[Opening WORKING DATA section]

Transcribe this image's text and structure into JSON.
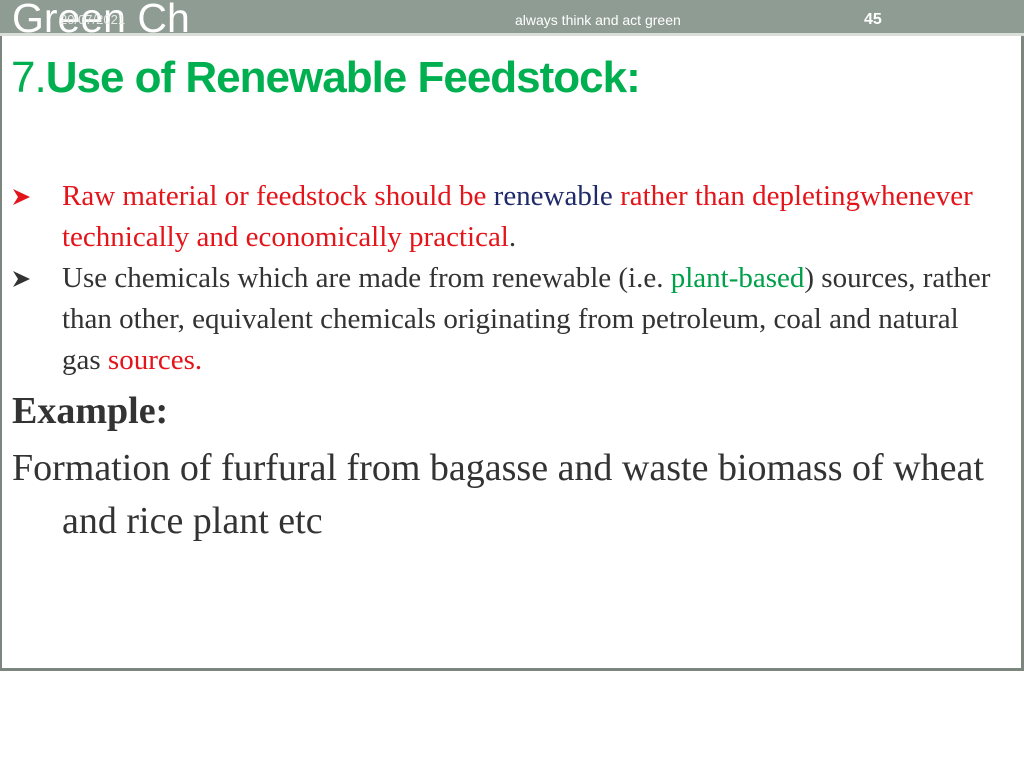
{
  "header": {
    "brand": "Green Ch",
    "date": "20/07/2021",
    "tagline": "always think and act green",
    "page_number": "45"
  },
  "slide": {
    "title_number": "7.",
    "title_text": "Use of Renewable Feedstock:",
    "bullets": [
      {
        "part1": "Raw material or feedstock should be ",
        "part2": "renewable",
        "part3": " rather than depletingwhenever technically and economically practical",
        "part4": "."
      },
      {
        "part1": "Use chemicals which are made from renewable (i.e. ",
        "part2": "plant-based",
        "part3": ") sources, rather than other, equivalent chemicals originating from petroleum, coal and natural gas ",
        "part4": "sources."
      }
    ],
    "example_label": "Example:",
    "example_text": "Formation of furfural from bagasse and waste biomass of wheat and rice plant etc"
  },
  "colors": {
    "header_bg": "#8f9c93",
    "title": "#00b050",
    "highlight_red": "#e4141b",
    "highlight_navy": "#1f2a6b",
    "highlight_green": "#00a04a",
    "body_text": "#333333"
  }
}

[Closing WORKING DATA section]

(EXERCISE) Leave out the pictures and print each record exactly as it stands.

(SOLUTION BELOW)
Transcribe this image's text and structure into JSON.
{
  "header": {
    "brand": "Green Ch",
    "date": "20/07/2021",
    "tagline": "always think and act green",
    "page_number": "45"
  },
  "slide": {
    "title_number": "7.",
    "title_text": "Use of Renewable Feedstock:",
    "bullets": [
      {
        "part1": "Raw material or feedstock should be ",
        "part2": "renewable",
        "part3": " rather than depletingwhenever technically and economically practical",
        "part4": "."
      },
      {
        "part1": "Use chemicals which are made from renewable (i.e. ",
        "part2": "plant-based",
        "part3": ") sources, rather than other, equivalent chemicals originating from petroleum, coal and natural gas ",
        "part4": "sources."
      }
    ],
    "example_label": "Example:",
    "example_text": "Formation of furfural from bagasse and waste biomass of wheat and rice plant etc"
  },
  "colors": {
    "header_bg": "#8f9c93",
    "title": "#00b050",
    "highlight_red": "#e4141b",
    "highlight_navy": "#1f2a6b",
    "highlight_green": "#00a04a",
    "body_text": "#333333"
  }
}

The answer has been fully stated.